To gain a better understanding of the decisions knockoutjs made in terms of implementation, I decided to try and build my own version. I named it
sea as a homonym for ‘see’ which is somehow related to observable properties, I swear. I started with a simple HTML page that basically contained a series of “things that should work”. The first was a simple
div that followed the mouse cursor using two observables to track position.
After a few more examples similar to that, I realized this library had two testable aspects: the frp parts, which can exist in any JS enviroment, and the data binding parts, which require a DOM. I decided to formalize and write some actual tests using mocha, because I’d heard you could use it in a browser and node.

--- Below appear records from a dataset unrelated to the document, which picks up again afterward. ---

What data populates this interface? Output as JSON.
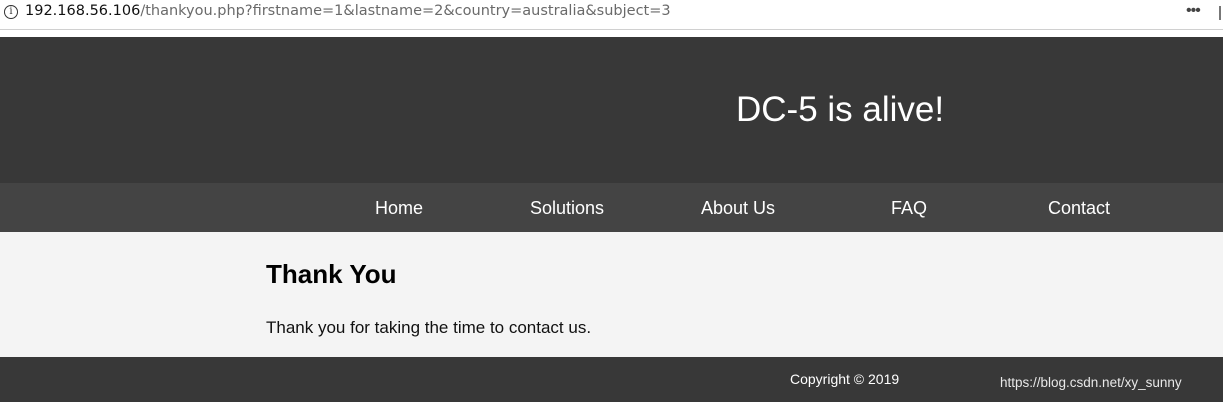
{
  "browser": {
    "info_icon": "info-icon",
    "url_host": "192.168.56.106",
    "url_path": "/thankyou.php?firstname=1&lastname=2&country=australia&subject=3",
    "more_icon": "more-horizontal-icon",
    "more_glyph": "•••"
  },
  "header": {
    "title": "DC-5 is alive!",
    "background": "#383838"
  },
  "nav": {
    "background": "#444444",
    "items": [
      {
        "label": "Home"
      },
      {
        "label": "Solutions"
      },
      {
        "label": "About Us"
      },
      {
        "label": "FAQ"
      },
      {
        "label": "Contact"
      }
    ]
  },
  "main": {
    "heading": "Thank You",
    "body": "Thank you for taking the time to contact us."
  },
  "footer": {
    "copyright": "Copyright © 2019",
    "watermark": "https://blog.csdn.net/xy_sunny"
  }
}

And that’s when things got difficult. Sure, mocha supports browser-based tests, but it leaves the part about getting your tests into the HTML harness up to you. You could just load a single JS file, but I bet your library is a bit more complex than just one file, and you’re probably using a module system to help keep things… modular (such as
assert library). So if you’re using requirejs or browserify, it’s up to you to write a build step to make it easy to consume the tests.
I also looked into using phantomjs or one of myriad modules that purported to easily get mocha working in phantomjs. The problem is that they all assume a build system (like grunt), assume you’re writing non-
requireable code, or assume you’re using requirejs. Then there’s the problem of getting the test output… out… of phantomjs. So for now, that will wait.
There was one more problem that greatly exacerbated my troubles: I wanted to use the
exports interface that mocha provides. Every example I’ve seen of using mocha in a browser uses either the tdd interface or the bdd interface. These are especially suited for the browser because it’s relatively easy to expose the interfaces globally in the browser environment, while the
exports interface requires a more complex shim. I find both of them a little verbose, expecially after writing so many tests for vash using vows.
Here is the typical bdd interface:
That’s fine, but I find the repeated
it distracting. Here’s the same using the
Honestly, it’s basically the same, I know. For more complex suites I’ve seen it get very difficult to read, but at this point I’m mostly arguing a personal preference.
Final goals for this testing environment:
- Write “mocha” tests using the
- Be able to
requirethe in-progress library, along with anything else needed, like
assertor chaijs or sinonjs
- Write the tests without caring if they’ll be running in a browser or node
Step 1: Project Structure
This is a simple project, and contains the following files:
/index.js # frp-parts, node-only /dom.js # data binding, requires DOM /package.json # typical, but will have build/test commands /test/ runner.html # the mocha test harness test.sea.js # the test, run using mocha(1) or in runner.html
Using the library is simple:
And using the data-binding components (assumes a DOM):
If you’ve ever used knockoutjs, then this should look very familiar. I changed the syntax a bit for data-binding to simplify my job (I didn’t want to write a full parser, so instead of using a single
data-bind attribute, each
data- attribute is matched against a valid registered binding).
Step 2: The Tests
The node tests look like (abbreviated):
And the DOM tests (abbreviated):
For the most part, writing a test for the browser or node is exactly the same in terms of structure. Obviously the browser test won’t run in node because of lack of DOM objects, but the structure of the tests are the same.
Step 3: Bundling
Next we need to bundle the tests so that
require works. It’s pretty easy, but took a bit of fiddling with
browserify to figure out:
node_modules/browserify/bin/cmd.js ./test/test.dom.js --standalone tests > test.bundle.js
- Runs browserify on
test/test.dom.js, which spiders through and includes the dependencies, including
assertand other things (like the
processshim and such).
- Uses the
--standaloneflag with argument
tests, which wraps the bundle in a UMD guard under the name of ‘tests’. In the absense of a
requirefunction in the target environment, the bundle will be attached to the global window as
- Dump the resulting output into
The key step is #2, otherwise there would be no way to reference the tests from the test runner, which is integral when using the
exports interface. Browserify is really good at script interop, allowing you to explicitly control what is exported.
Step 4: Hacking the Harness
The last step is to do something super hacky: copy mocha’s
exports interface, modify it slightly, and place it into the typical test harness:
The key here is that I’m manually passing in
tests, defined by our test bundle, into a modified version of mocha’s
exports interface. The only modifications were to access mocha using the global
Mocha, and to be able to pass in the exports object and suites, instead of relying on mocha’s
Step 5: Script it
I could go with a build system, like grunt or a Makefile, but that’s too much for this tiny project. A few simple additions to the
scripts field of my
package.json will do fine:
If you use
require and browserify, you really don’t need a true build system. The worst is having to manually specify files for inclusion in said build system, and
require takes care of that.
Even simple projects quickly get complex when you want to be able to test in a browser and node. With the power of browserify and mocha, a lot of the hard things are taken care of, leaving just a little bit of undefined but required glue. Hopefully this helps the next time you start a small project and want some tests!